“I thought you were dead,” he cries, frozen tears stuck across his face.
“N-n-nah, I w-was jus sick-gov w-walking, thought I’d catch the rickshaw.”
“You realise how lucky you are? Oh man, I really thought you were dead.”
With John’s light we peer over the ledge I stopped on, but we can’t see the bottom.
We regain awareness we’re still a long way from Kansas. We down climb. The process becomes routine and finally I gain some hope. The wall of night is now occasionally shattered by lightning, which affords brief, terrifying glimpses of our surroundings. Jonn sets off ahead, delicately picking his way across the steep face, each lightning strike revealing numerous, deep fracture lines in the snow above. No words are spoken between us. I kick a boot repeatedly into the ice to make a toe-hold, shift my weight down half a foot or so to the new leg, then do it again. Then again. And again thousands of times over. Occasionally a delicious, warm, sleepy feeling comes over me and it’s so nice. It would be so wonderful to close my eyes and take a nap. Just a little one. Alarm bells ring, I jerk awake, and bash the next foot hold into the side of the mountain.

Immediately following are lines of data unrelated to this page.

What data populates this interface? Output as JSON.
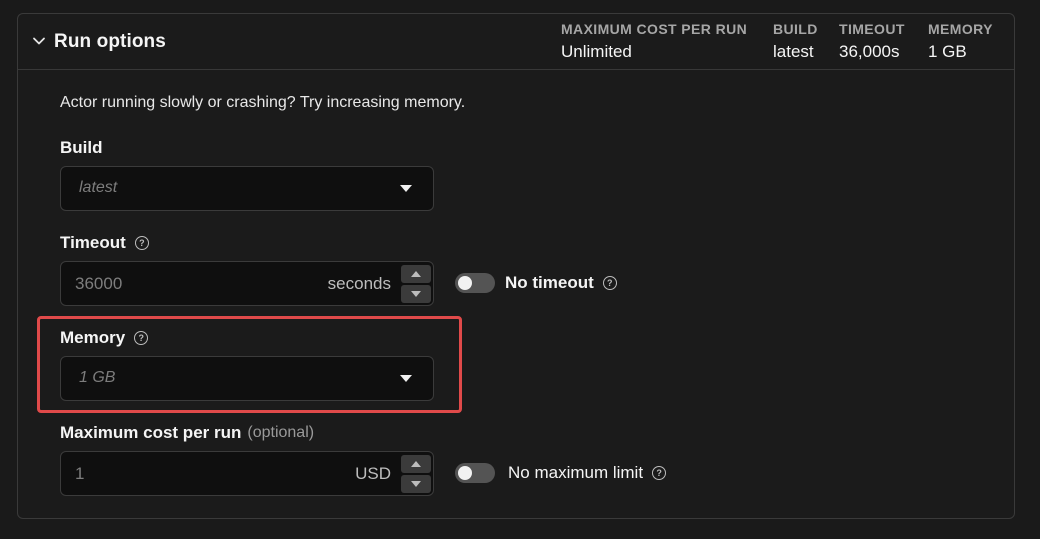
{
  "header": {
    "title": "Run options",
    "summary": [
      {
        "label": "MAXIMUM COST PER RUN",
        "value": "Unlimited"
      },
      {
        "label": "BUILD",
        "value": "latest"
      },
      {
        "label": "TIMEOUT",
        "value": "36,000s"
      },
      {
        "label": "MEMORY",
        "value": "1 GB"
      }
    ]
  },
  "hint": "Actor running slowly or crashing? Try increasing memory.",
  "build": {
    "label": "Build",
    "value": "latest"
  },
  "timeout": {
    "label": "Timeout",
    "value": "36000",
    "unit": "seconds",
    "toggle_label": "No timeout",
    "toggle_on": false
  },
  "memory": {
    "label": "Memory",
    "value": "1 GB"
  },
  "max_cost": {
    "label": "Maximum cost per run",
    "optional": "(optional)",
    "value": "1",
    "unit": "USD",
    "toggle_label": "No maximum limit",
    "toggle_on": false
  },
  "icons": {
    "help": "?",
    "collapse": "chevron-down-icon"
  },
  "colors": {
    "highlight": "#e04a4a",
    "background": "#1a1a1a",
    "input_background": "#0f0f0f"
  }
}
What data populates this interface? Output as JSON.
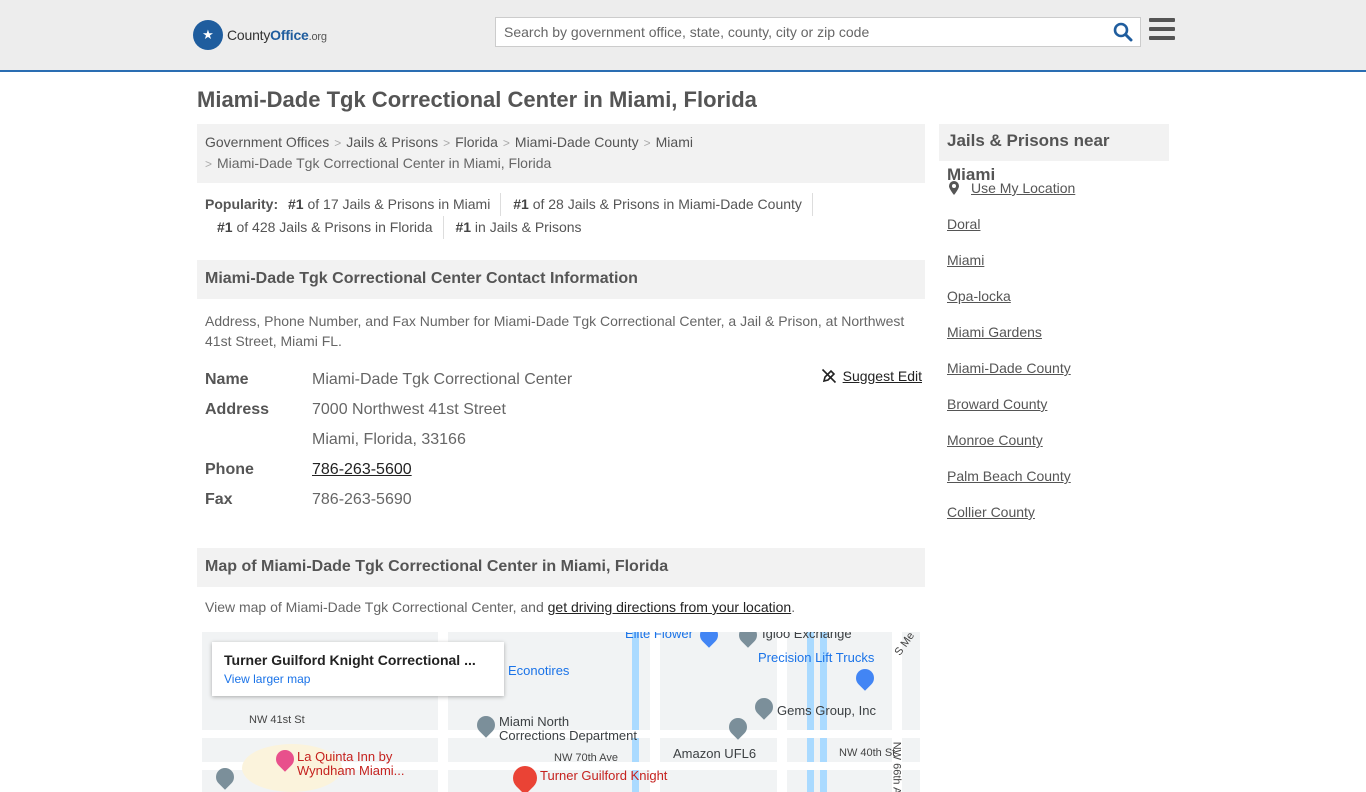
{
  "header": {
    "logo_text_1": "County",
    "logo_text_2": "Office",
    "logo_text_3": ".org",
    "search_placeholder": "Search by government office, state, county, city or zip code",
    "accent_color": "#1f5d9e"
  },
  "page_title": "Miami-Dade Tgk Correctional Center in Miami, Florida",
  "breadcrumb": {
    "items": [
      "Government Offices",
      "Jails & Prisons",
      "Florida",
      "Miami-Dade County",
      "Miami"
    ],
    "current": "Miami-Dade Tgk Correctional Center in Miami, Florida",
    "separator": ">"
  },
  "popularity": {
    "label": "Popularity:",
    "items": [
      {
        "rank": "#1",
        "text": "of 17 Jails & Prisons in Miami"
      },
      {
        "rank": "#1",
        "text": "of 28 Jails & Prisons in Miami-Dade County"
      },
      {
        "rank": "#1",
        "text": "of 428 Jails & Prisons in Florida"
      },
      {
        "rank": "#1",
        "text": "in Jails & Prisons"
      }
    ]
  },
  "contact": {
    "heading": "Miami-Dade Tgk Correctional Center Contact Information",
    "description": "Address, Phone Number, and Fax Number for Miami-Dade Tgk Correctional Center, a Jail & Prison, at Northwest 41st Street, Miami FL.",
    "suggest_edit": "Suggest Edit",
    "name_label": "Name",
    "name": "Miami-Dade Tgk Correctional Center",
    "address_label": "Address",
    "address_line1": "7000 Northwest 41st Street",
    "address_line2": "Miami, Florida, 33166",
    "phone_label": "Phone",
    "phone": "786-263-5600",
    "fax_label": "Fax",
    "fax": "786-263-5690"
  },
  "map_section": {
    "heading": "Map of Miami-Dade Tgk Correctional Center in Miami, Florida",
    "description_prefix": "View map of Miami-Dade Tgk Correctional Center, and ",
    "directions_link": "get driving directions from your location",
    "description_suffix": ".",
    "card_title": "Turner Guilford Knight Correctional ...",
    "card_link": "View larger map",
    "labels": {
      "elite_flower": "Elite Flower",
      "igloo": "Igloo Exchange",
      "precision": "Precision Lift Trucks",
      "econotires": "Econotires",
      "gems": "Gems Group, Inc",
      "mdnorth_1": "Miami North",
      "mdnorth_2": "Corrections Department",
      "nw41": "NW 41st St",
      "nw70": "NW 70th Ave",
      "nw40": "NW 40th St",
      "amazon": "Amazon UFL6",
      "laquinta_1": "La Quinta Inn by",
      "laquinta_2": "Wyndham Miami...",
      "turner": "Turner Guilford Knight",
      "nw66": "NW 66th A",
      "sme": "S Me"
    }
  },
  "sidebar": {
    "heading": "Jails & Prisons near Miami",
    "use_location": "Use My Location",
    "links": [
      "Doral",
      "Miami",
      "Opa-locka",
      "Miami Gardens",
      "Miami-Dade County",
      "Broward County",
      "Monroe County",
      "Palm Beach County",
      "Collier County"
    ]
  }
}
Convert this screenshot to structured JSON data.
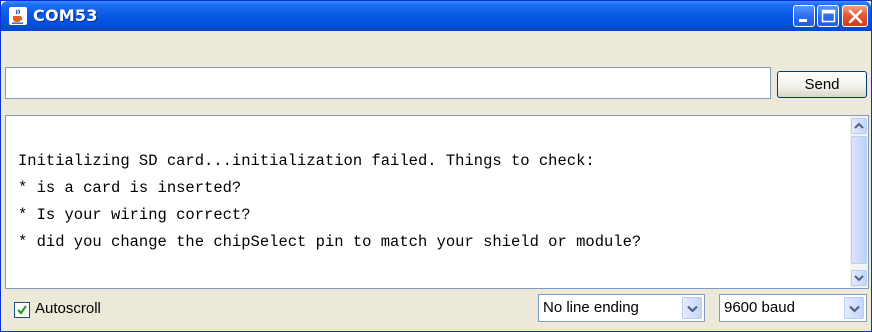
{
  "window": {
    "title": "COM53",
    "title_icon": "java-cup-icon",
    "controls": [
      "minimize-icon",
      "maximize-icon",
      "close-icon"
    ]
  },
  "input": {
    "value": "",
    "send_label": "Send"
  },
  "output": {
    "lines": [
      "Initializing SD card...initialization failed. Things to check:",
      "* is a card is inserted?",
      "* Is your wiring correct?",
      "* did you change the chipSelect pin to match your shield or module?"
    ]
  },
  "footer": {
    "autoscroll_label": "Autoscroll",
    "autoscroll_checked": true,
    "line_ending": "No line ending",
    "baud": "9600 baud"
  },
  "colors": {
    "titlebar": "#0a5ae6",
    "window_bg": "#ece9d8",
    "close_button": "#e45a36"
  }
}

Finally we climb our way out under the storm and down into the cover below the tree line. I can see the storm still raging above, but it’s distant and I’m confident the worst is over. Here it’s calm and the slope is gentler. For about a kilometre everything is so easy. There’s almost a spring in my step as the air warms and the snow turns to rain. I begin to thaw as we eat up the distance. We’re practically bounding. But in our rush we head down the wrong contour. The snow pack turns completely isothermic in just a few paces. Suddenly, every step sends us post-holing up to our waists. Lost, frustrated and exhausted, I do the only thing that is left for a sane person to do. I lie down face first on the snow and try to swim. When that fails, I get back up and clamber on again. We’re post holing with every step so it takes hours to gain a few hundred metres. Yet somehow we manage.
Eventually, miraculously, we fall out on to a farming road from where we can see the heavenly blue glow of the Kyogoku Lawsons. It can’t be further than a kilometre away… and has chocolate and hot stuff.
By the time we get there, dawn has broken. Unfortunately, the lone staff member doesn’t have time to drive two zombies who have dripped water, mud and blood (which is leaking out of my boots) over his erstwhile spotless floor to Jonn’s house. He did give us some free chocolate and hot stuff in exchange for our story though, for which he is eternally a major beneficiary in my will.
Clumping back to Jonn’s from the Lawsons still in our ski boots, towards the main street of Kyogoku , the sun is shining on our faces from across the distant hills over the town and people are starting their day. We have spent 24 hours on the mountain, the last 10 just trying to survive. As I glance back at Yoteizan I notice the Lawsons clerk watching us, and I know exactly what he’s thinking – baka.